On May 21, 2004, Mejía was convicted of desertion by a military jury and sentenced to one year confinement, reduction to the rank of Private E-1, and a Bad Conduct Discharge. Under Article 85 of the Uniform Code of Military Justice, conviction on the charge of desertion during time of war can result in a sentence of death.

Mejía served his time at the Fort Sill military prison in Lawton, Oklahoma. During his time in custody he was recognized by Amnesty International as a prisoner of conscience and was awarded by Refuse and Resist with its Courageous Resister Award. He was also the recipient of the Peace Abbey Courage of Conscience Award which was presented by his attorney Louis Font.

Camilo was also recognized by the Detroit, Michigan, City Council with a commendation for his stand. Detroit was the first city where Mejía spoke at an anti-war rally.[2]:8

While he was confined, local and national activists organized a series of vigils outside the gates of Ft. Sill, including one attended by Kathy Kelly and other members of Voices in the Wilderness.

After prison[edit]

Camilo Mejía was released from prison on February 15, 2005.[3] Since his release, he has spoken at many peace protests and to the press about his experiences and his opposition to the war in Iraq. In 2005, he was recognized with the 'Young Leader Award' by Global Exchange, in San Francisco.

Mejía has recently written a book entitled Road from Ar Ramadi: The Private Rebellion of Staff Sergeant Mejía which recounts his journey of conscience in Iraq.


"I say without any pride that I did my job as a soldier.

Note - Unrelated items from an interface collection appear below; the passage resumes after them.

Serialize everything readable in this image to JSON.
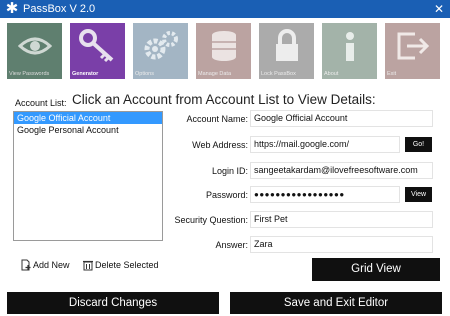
{
  "window": {
    "title": "PassBox V 2.0",
    "close_glyph": "✕"
  },
  "toolbar": {
    "buttons": [
      {
        "label": "View Passwords",
        "icon": "eye-icon",
        "color": "#5f7f6f"
      },
      {
        "label": "Generator",
        "icon": "key-icon",
        "color": "#7a3fa8"
      },
      {
        "label": "Options",
        "icon": "gear-icon",
        "color": "#4a6e8a"
      },
      {
        "label": "Manage Data",
        "icon": "database-icon",
        "color": "#7a4a46"
      },
      {
        "label": "Lock PassBox",
        "icon": "lock-icon",
        "color": "#5a5a5a"
      },
      {
        "label": "About",
        "icon": "info-icon",
        "color": "#4a6a55"
      },
      {
        "label": "Exit",
        "icon": "exit-icon",
        "color": "#7a4a46"
      }
    ]
  },
  "account_list": {
    "label": "Account List:",
    "items": [
      "Google Official Account",
      "Google Personal Account"
    ],
    "selected_index": 0
  },
  "headline": "Click an Account from Account List to View Details:",
  "details": {
    "account_name": {
      "label": "Account Name:",
      "value": "Google Official Account"
    },
    "web_address": {
      "label": "Web Address:",
      "value": "https://mail.google.com/",
      "button": "Go!"
    },
    "login_id": {
      "label": "Login ID:",
      "value": "sangeetakardam@ilovefreesoftware.com"
    },
    "password": {
      "label": "Password:",
      "value": "●●●●●●●●●●●●●●●●●",
      "button": "View"
    },
    "security_question": {
      "label": "Security Question:",
      "value": "First Pet"
    },
    "answer": {
      "label": "Answer:",
      "value": "Zara"
    }
  },
  "actions": {
    "add_new": "Add New",
    "delete_selected": "Delete Selected",
    "grid_view": "Grid View"
  },
  "footer": {
    "discard": "Discard Changes",
    "save_exit": "Save and Exit Editor"
  },
  "colors": {
    "titlebar": "#1a5fb4",
    "selection": "#3399ff",
    "button_dark": "#101010"
  }
}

I commanded an infantry squad in combat and we never failed to accomplish our mission. But those who called me a coward, without knowing it, are also right. I was a coward not for leaving the war, but for having been a part of it in the first place. Refusing and resisting this war was my moral duty, a moral duty that called me to take a principled action. I failed to fulfill my moral duty as a human being and instead I chose to fulfill my duty as a soldier. All because I was afraid. I was terrified, I did not want to stand up to the government and the army, I was afraid of punishment and humiliation. I went to war because at the moment I was a coward, and for that I apologize to my soldiers for not being the type of leader I should have been."[4]

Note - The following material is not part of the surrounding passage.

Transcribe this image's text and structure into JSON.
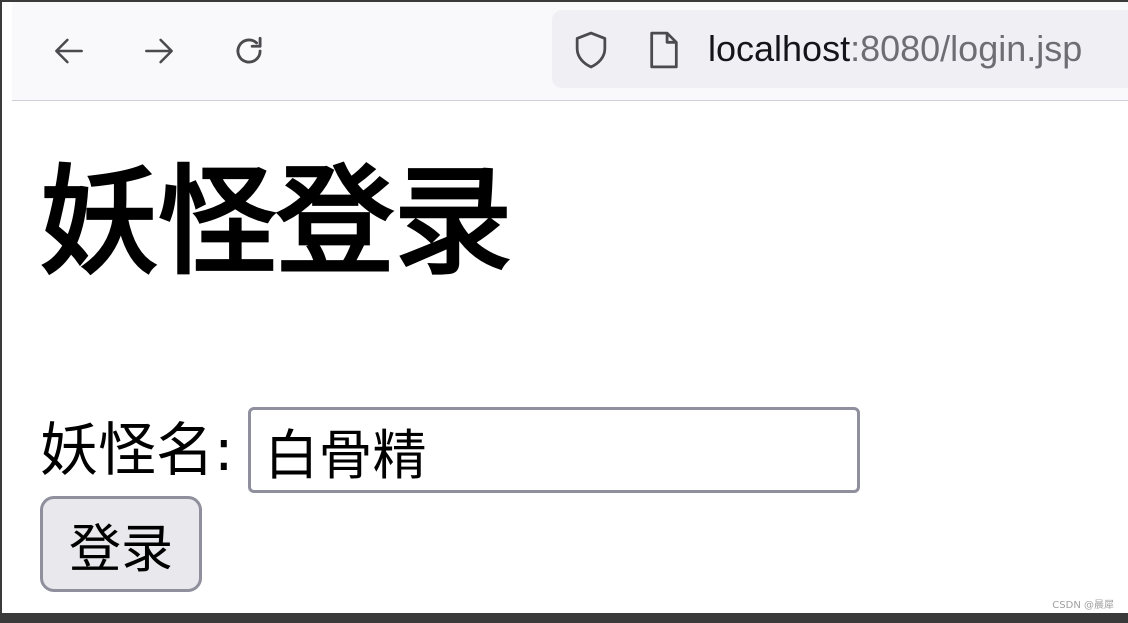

Mejía is interviewed in "The Ground Truth: After the Killing Ends (2006)", a documentary about the training and dehumanization of U.S. soldiers, and how they struggle to come to terms with it when they come back home. A quote from him in the movie:

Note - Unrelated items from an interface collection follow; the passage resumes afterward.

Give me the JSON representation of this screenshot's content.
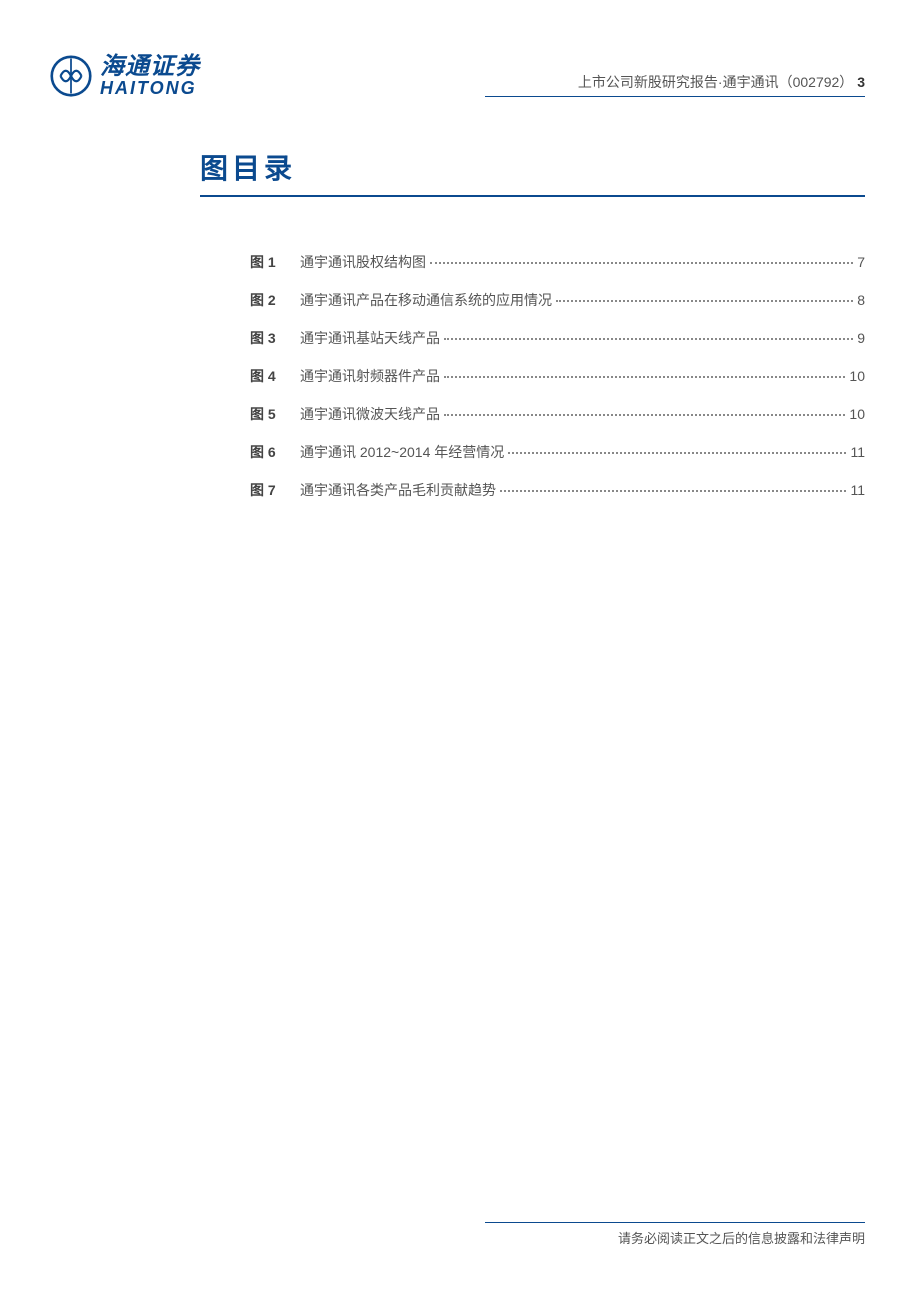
{
  "header": {
    "logo_cn": "海通证券",
    "logo_en": "HAITONG",
    "right_text": "上市公司新股研究报告·通宇通讯（002792）",
    "page_num": "3"
  },
  "title": "图目录",
  "toc": [
    {
      "label": "图 1",
      "desc": "通宇通讯股权结构图",
      "page": "7"
    },
    {
      "label": "图 2",
      "desc": "通宇通讯产品在移动通信系统的应用情况",
      "page": "8"
    },
    {
      "label": "图 3",
      "desc": "通宇通讯基站天线产品",
      "page": "9"
    },
    {
      "label": "图 4",
      "desc": "通宇通讯射频器件产品",
      "page": "10"
    },
    {
      "label": "图 5",
      "desc": "通宇通讯微波天线产品",
      "page": "10"
    },
    {
      "label": "图 6",
      "desc": "通宇通讯 2012~2014 年经营情况",
      "page": "11"
    },
    {
      "label": "图 7",
      "desc": "通宇通讯各类产品毛利贡献趋势",
      "page": "11"
    }
  ],
  "footer": "请务必阅读正文之后的信息披露和法律声明"
}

"To the troops, I want to say that there is a way out. We signed a contract, and we swore to protect the constitution and to fight for freedom and democracy, but that's not what we're doing in Iraq. And if it means jail, or if it means disgrace or shame, then that's what it's going to take.... [T]here is no higher freedom that can be achieved than the freedom we achieve when we follow our conscience, and that's something that we can live by and never regret."[5]

In August 2007 Mejía was named the chair of the board of directors of Iraq Veterans Against the War.[6]

Song about Mejía[edit]

In early 2006, alternative reggae/rock band State Radio released the album Us Against the Crown, which features the song "Camilo". When they heard of his story, State Radio wanted to bring conscientious objection to light. Lyrics in the song reflect on Camilo Mejía's situation:

Twenty days in a concrete fallout/ What life have I to take your own/ Oh my country, won't you call out/ Doorbells are ringing with boxes of bones/ And from another land's war torn corners/ To a prison cell in my own/ Punish me for not taking your orders/ But don't lock me up for not leavin' my home Camilo/ Camilo/ Leaving my home/ Camilo/ Camilo

See also[edit]


Further Information[edit]

  • Zeiger, David, Evangeline Griego, Aaron Zarrow, Troy Garity, and Edward Asner. Sir! No sir! a David Zeiger film. New York, NY: Docurama Films, 2006. ISBN 0767091930

External links[edit]